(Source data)
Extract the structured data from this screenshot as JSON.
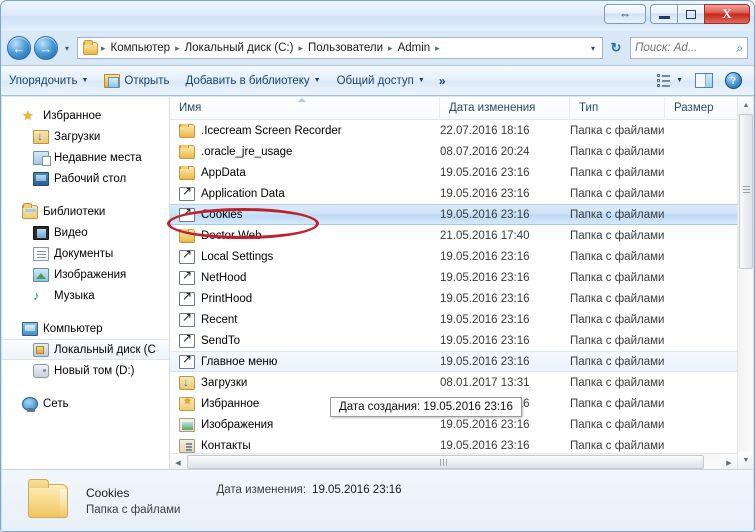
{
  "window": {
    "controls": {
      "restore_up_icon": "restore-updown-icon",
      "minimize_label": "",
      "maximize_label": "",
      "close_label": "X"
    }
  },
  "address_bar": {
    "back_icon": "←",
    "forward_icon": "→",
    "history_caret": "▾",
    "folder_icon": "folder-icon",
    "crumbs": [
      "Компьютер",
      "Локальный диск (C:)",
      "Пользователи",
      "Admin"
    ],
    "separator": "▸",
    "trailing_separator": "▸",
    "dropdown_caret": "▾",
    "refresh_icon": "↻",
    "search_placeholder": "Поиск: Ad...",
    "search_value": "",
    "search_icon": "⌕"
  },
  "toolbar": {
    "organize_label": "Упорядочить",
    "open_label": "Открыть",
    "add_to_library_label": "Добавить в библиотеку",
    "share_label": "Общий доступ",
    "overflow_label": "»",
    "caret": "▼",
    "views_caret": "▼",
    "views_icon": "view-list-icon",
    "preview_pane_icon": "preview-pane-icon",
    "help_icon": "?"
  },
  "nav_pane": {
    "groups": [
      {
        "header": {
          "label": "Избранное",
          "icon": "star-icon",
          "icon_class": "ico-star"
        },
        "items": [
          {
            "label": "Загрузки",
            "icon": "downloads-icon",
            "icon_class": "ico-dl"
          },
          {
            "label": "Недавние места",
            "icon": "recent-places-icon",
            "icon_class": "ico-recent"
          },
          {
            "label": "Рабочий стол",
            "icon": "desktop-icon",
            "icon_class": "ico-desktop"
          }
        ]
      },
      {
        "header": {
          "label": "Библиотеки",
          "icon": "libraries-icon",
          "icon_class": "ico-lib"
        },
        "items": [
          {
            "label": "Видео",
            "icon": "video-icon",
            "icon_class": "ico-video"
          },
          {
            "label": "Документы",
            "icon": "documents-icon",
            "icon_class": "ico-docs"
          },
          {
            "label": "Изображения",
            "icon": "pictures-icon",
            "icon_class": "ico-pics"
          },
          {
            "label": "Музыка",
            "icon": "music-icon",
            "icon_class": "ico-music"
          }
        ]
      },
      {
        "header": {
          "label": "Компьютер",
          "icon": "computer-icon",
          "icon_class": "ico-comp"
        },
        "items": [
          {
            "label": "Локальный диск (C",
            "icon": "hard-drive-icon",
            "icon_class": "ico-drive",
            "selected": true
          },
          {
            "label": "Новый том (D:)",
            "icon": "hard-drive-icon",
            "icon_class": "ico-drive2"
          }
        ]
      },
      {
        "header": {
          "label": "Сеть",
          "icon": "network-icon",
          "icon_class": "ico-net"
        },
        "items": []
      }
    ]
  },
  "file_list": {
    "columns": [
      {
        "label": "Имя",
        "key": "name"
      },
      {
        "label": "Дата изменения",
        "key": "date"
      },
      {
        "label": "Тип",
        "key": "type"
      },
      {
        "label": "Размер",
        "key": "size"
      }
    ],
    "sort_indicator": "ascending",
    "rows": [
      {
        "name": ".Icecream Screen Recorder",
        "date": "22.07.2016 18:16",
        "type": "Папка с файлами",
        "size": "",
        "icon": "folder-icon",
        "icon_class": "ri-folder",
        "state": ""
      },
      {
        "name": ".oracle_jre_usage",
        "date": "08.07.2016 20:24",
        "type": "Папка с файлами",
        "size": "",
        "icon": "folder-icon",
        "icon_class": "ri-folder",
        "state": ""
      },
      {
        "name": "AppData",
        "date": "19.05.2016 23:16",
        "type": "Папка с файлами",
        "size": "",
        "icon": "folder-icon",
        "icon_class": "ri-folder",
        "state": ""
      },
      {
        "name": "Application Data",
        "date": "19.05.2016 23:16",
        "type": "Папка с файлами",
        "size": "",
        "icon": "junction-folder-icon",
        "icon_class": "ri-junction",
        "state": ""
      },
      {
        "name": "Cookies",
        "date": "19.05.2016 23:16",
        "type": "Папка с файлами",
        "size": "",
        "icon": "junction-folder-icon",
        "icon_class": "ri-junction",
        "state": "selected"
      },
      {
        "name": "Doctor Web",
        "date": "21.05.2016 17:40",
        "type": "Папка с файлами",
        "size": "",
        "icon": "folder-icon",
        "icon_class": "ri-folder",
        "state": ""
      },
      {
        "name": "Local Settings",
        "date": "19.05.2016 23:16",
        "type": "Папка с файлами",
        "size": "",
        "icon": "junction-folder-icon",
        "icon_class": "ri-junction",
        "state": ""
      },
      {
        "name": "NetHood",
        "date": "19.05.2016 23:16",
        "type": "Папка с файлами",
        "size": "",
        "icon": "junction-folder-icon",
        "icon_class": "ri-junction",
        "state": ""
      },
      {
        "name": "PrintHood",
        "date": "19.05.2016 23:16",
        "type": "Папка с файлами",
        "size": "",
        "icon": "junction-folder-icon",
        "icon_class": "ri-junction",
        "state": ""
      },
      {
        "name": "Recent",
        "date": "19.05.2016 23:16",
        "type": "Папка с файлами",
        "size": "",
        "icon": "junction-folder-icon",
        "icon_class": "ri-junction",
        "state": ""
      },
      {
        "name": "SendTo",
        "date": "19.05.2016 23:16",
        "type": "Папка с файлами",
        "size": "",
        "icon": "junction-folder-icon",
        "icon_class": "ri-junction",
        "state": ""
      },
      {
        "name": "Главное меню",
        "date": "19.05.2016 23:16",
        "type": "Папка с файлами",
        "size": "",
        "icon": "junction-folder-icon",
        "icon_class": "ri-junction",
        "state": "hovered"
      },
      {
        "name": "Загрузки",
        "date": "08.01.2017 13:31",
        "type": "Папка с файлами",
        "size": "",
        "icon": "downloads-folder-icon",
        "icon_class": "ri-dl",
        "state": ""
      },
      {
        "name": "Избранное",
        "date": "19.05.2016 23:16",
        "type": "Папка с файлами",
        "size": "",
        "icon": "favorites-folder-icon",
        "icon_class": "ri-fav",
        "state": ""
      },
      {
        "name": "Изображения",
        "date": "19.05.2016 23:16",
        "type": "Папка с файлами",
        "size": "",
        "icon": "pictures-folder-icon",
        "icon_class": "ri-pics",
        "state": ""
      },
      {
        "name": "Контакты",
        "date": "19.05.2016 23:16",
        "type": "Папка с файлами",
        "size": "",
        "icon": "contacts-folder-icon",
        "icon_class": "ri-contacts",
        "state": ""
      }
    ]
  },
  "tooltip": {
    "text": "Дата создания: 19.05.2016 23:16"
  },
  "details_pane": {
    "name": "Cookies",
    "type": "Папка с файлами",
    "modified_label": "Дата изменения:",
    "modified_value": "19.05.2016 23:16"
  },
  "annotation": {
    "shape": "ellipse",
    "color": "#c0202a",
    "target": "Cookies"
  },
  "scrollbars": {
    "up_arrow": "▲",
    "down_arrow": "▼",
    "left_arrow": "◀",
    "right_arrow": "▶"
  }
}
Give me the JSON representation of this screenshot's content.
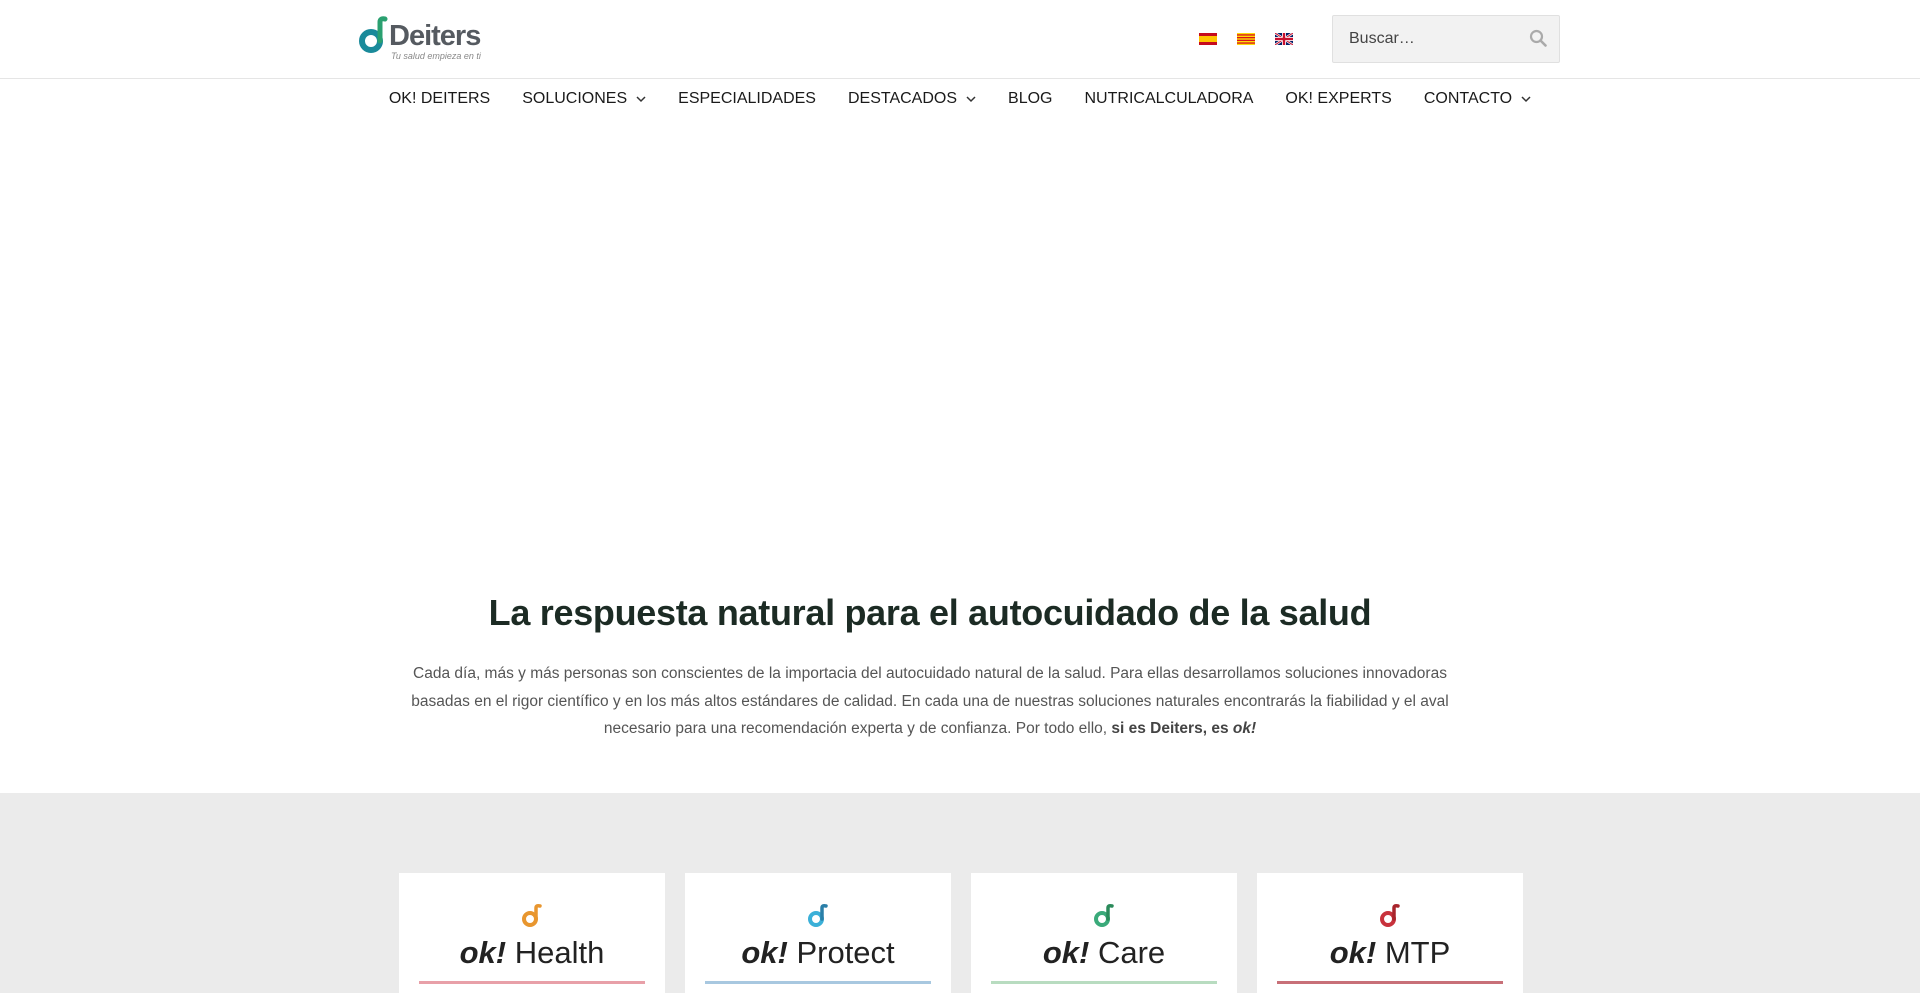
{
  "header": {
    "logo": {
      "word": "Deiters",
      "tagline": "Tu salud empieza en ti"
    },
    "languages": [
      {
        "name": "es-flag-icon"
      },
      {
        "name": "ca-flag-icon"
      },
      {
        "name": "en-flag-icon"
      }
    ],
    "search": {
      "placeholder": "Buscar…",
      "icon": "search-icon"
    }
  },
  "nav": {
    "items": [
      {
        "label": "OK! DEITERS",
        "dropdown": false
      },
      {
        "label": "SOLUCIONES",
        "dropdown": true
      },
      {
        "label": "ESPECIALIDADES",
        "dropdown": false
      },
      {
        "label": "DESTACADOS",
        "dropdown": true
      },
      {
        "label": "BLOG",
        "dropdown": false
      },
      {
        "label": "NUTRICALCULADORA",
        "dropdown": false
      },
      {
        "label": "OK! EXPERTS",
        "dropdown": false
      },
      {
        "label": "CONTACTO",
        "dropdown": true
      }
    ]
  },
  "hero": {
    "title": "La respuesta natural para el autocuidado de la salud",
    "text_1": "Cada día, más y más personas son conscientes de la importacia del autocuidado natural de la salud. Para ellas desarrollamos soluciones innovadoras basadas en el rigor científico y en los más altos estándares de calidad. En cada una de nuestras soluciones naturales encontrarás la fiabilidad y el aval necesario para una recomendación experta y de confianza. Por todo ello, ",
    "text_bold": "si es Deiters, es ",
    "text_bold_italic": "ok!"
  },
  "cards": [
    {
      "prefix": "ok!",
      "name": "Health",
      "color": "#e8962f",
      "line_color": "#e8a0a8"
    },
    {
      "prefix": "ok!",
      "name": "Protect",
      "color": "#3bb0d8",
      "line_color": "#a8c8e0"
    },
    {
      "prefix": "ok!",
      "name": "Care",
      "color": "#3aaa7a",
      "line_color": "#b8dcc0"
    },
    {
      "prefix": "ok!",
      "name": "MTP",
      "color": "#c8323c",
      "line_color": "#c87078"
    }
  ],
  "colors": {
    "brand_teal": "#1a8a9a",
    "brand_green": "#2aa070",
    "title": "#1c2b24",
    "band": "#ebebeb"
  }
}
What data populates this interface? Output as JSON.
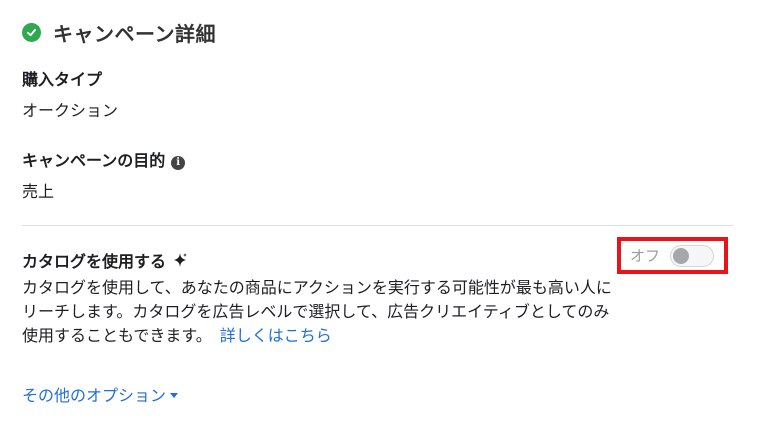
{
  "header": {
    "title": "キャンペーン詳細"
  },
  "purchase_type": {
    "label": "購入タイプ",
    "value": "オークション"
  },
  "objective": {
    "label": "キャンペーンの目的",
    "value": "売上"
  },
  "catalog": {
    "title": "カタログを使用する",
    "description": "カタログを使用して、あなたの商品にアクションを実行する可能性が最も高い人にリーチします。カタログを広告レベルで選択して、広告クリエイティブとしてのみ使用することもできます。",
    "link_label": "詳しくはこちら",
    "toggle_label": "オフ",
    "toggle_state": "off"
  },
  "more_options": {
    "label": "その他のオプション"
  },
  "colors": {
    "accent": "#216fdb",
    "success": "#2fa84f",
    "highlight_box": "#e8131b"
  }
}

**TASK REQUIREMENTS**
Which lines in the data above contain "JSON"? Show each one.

**EXERCISE ANSWER**
Extract the structured data from this screenshot as JSON.
Give me the JSON representation of this screenshot's content.
What data populates this interface? Output as JSON.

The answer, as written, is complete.